How the environment and the microbiome jointly shape the body
All multicellular living beings are colonized by an unimaginably large number of microorganisms and have developed together with them from the very beginning of multicellular life. The natural microbiome, i.e. the totality of these bacteria, viruses and fungi that live in and on a body, is of fundamental importance for the entire organism: it supports, for example, the absorption of nutrients or fends off pathogens. The individual development of a living being, on the other hand, was long regarded as a purely genetically determined process that is independent of external factors. For some time now, however, it has become clear that developmental processes do not take place autonomously either. Most living beings have developed strategies to recognize changes in their environment and to adapt their individual growth and thus also the resulting body shape to the prevailing conditions. But how this so-called phenotypic plasticity is controlled and how environmental factors including microbial influences are recognized and integrated into genetic development programs has only recently become the subject of research.
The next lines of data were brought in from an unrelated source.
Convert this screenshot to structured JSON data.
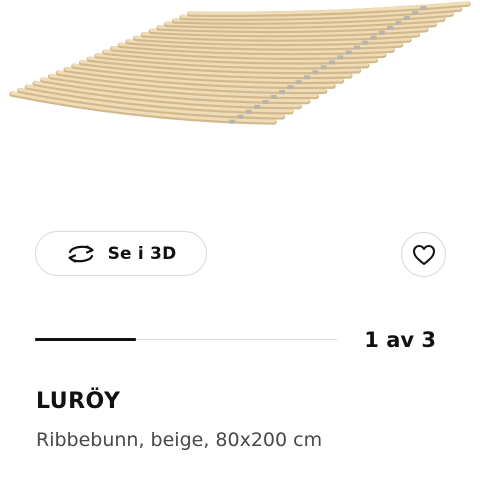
{
  "product": {
    "image_name": "slatted-bed-base-image",
    "name": "LURÖY",
    "description": "Ribbebunn, beige, 80x200 cm"
  },
  "actions": {
    "view_3d_label": "Se i 3D",
    "view_3d_icon": "rotate-3d-icon",
    "favourite_icon": "heart-outline-icon"
  },
  "carousel": {
    "counter_text": "1 av 3",
    "current": 1,
    "total": 3
  },
  "colors": {
    "text_primary": "#111111",
    "text_secondary": "#484848",
    "border": "#d9d9d9",
    "slat_wood": "#f0dcb6",
    "slat_edge": "#d2b98d"
  }
}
Within the framework of the Collaborative Research Center (CRC) 1182 "Origin and Function of Metaorganisms", scientists at Kiel University and Heinrich Heine University Düsseldorf (HHU) have now investigated the principles of phenotypic plasticity in the freshwater polyp Hydra . They observed how the temperature and the presence of certain colonizing bacteria affect the individual development of cnidarians. The researchers were able to identify two Hydra specific genes and demonstrate their involvement in a signaling pathway central to development, which together control the response of the polyp to cues from its environment. They recently published their results in the journal Proceedings of the National Academy of Sciences (PNAS).
Hydra reacts directly to environmental influences
The research team led by Professor Sebastian Fraune of the HHU used the phylogenetically old and simply organized freshwater polyp Hydra for its investigations. The cnidarian is particularly suitable for developmental biology studies, as even as an adult animal it continues to exhibit embryonic characteristics such as unlimited regenerative capacity—i.e. body parts such as the tentacles can regenerate at any time. "The polyps do not age, their genetic programs for controlling development are permanently running," explains Fraune. "This means that the adult animal can also react to changing external factors at any time and adapt its body shape accordingly," continues Fraune.
Under these conditions, the researchers of the CRC1182 investigated how the genetic activity of the animal changes depending on environmental conditions. They were able to identify two genes that they named 'Eco1' and 'Eco2' because of their response to environmental conditions. Both genes are taxonomically restricted which means that they are only found in Hydra. The research team exposed the animals to temperatures of 12 and 18 degrees Celsius and found that under the colder conditions both genes were strongly activated. In contrast, artificial removal of the natural bacterial colonization of the animals resulted in significantly less activity of both genes.
After the researchers had identified the genes involved in environmental perception, they investigated the effects of the two variables on the body shape of the animals: The sterilized animals tended to form more tentacles. A low ambient temperature, however, resulted in fewer tentacles being formed. These phenotypic adaptations are controlled, among other things, by a specific developmental biological process, the so-called Wnt signaling pathway. "In the animal kingdom, these signals emerged early in evolution and are also involved—in humans—in developmental processes such as stem cell regulation," explains Fraune. "By experimentally switching off the environmental genes Eco1 and Eco2, we were able to prove that they can suppress Wnt signals in Hydra," says first author Dr. Jan Taubenheim, a researcher in Fraune's group. External factors such as temperature or the absence of the natural microbiome therefore have a direct influence on the genetic regulation of the individual developmental program and thus on the formation of the body shape in cnidarians.
Species-specific genes convert environmental influences
The effects of phenotypic plasticity can thus be traced back to Hydra-specific genes that regulate the adaptation to external influences in this organism. The study thus provides an example of the importance of such genetic information, also known as 'orphan genes' due to the lack of corresponding genes in other species. These rapidly evolving genes allow different organisms to adapt to new energy sources or habitats, for example. "It was already known that these genes intervene, for example, in the developmental program of a living being or are linked to the regulation of its immune system in order to implement an environmental reaction during development," explains co-author Professor Thomas Bosch from Kiel University, head of the Collaborative Research Center 1182. "Our work now reveals an exemplary mechanisms that underlie this recognition of external factors. In this way, we were able to demonstrate which internal processes ultimately lead to the adaptation of a living being's developmental program in response to its environment," Bosch says.